Some Dahlesque words for your everyday:
A word for the weekend…
Hopscotchy – adjective
If you feel hopscotchy, you feel happy and cheerful, as if you have drunk a whole bottle of frobscottle.
‘Whenever I is feeling a bit scrotty,’ the BFG said, ‘a few gollops of frobscottle is always making me hopscotchy again.’ – The BFG.
A term for those you know who let all their hair grow…
Hirsute – adjective
Hirsute is a very useful word to describe The Twits because it means hairy or untrimmed, so Mr Twit is hirsute and so is Mrs Twit’s unweeded garden.
Splendiferous – adjective
‘Your grandad,’ he said, ‘my own dad, was a magnificent and splendiferous poacher. It was he who taught me all about it.’ – Danny the Champion of the World.
Did you know? The word splendiferous was not invented by Roald Dahl. It is an old word that was first used more than five hundred years ago.
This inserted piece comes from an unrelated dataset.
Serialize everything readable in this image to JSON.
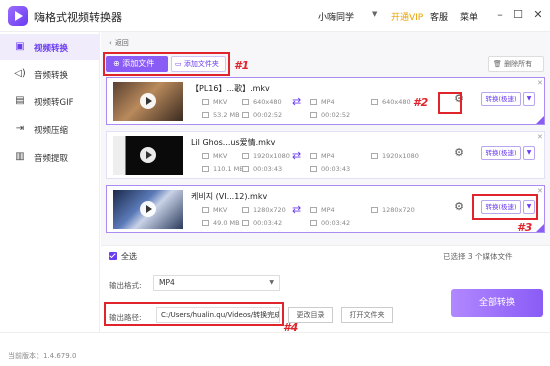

Another old word with the same meaning is splendacious.
Snozzberry – noun snozzberries
A type of berry you can eat.
‘Lovely stuff, lickable wallpaper!’ cried Mr Wonka, rushing past. ‘It has pictures of fruits on it – bananas, apples, oranges, grapes, pineapples, strawberries, and snozzberries…’ – Charlie and the Chocolate Factory.
Oxford Roald Dahl Dictionary
From aardvark to zozimus, a real dictionary of everyday and extra-usual words.
Available now from all good bookstores.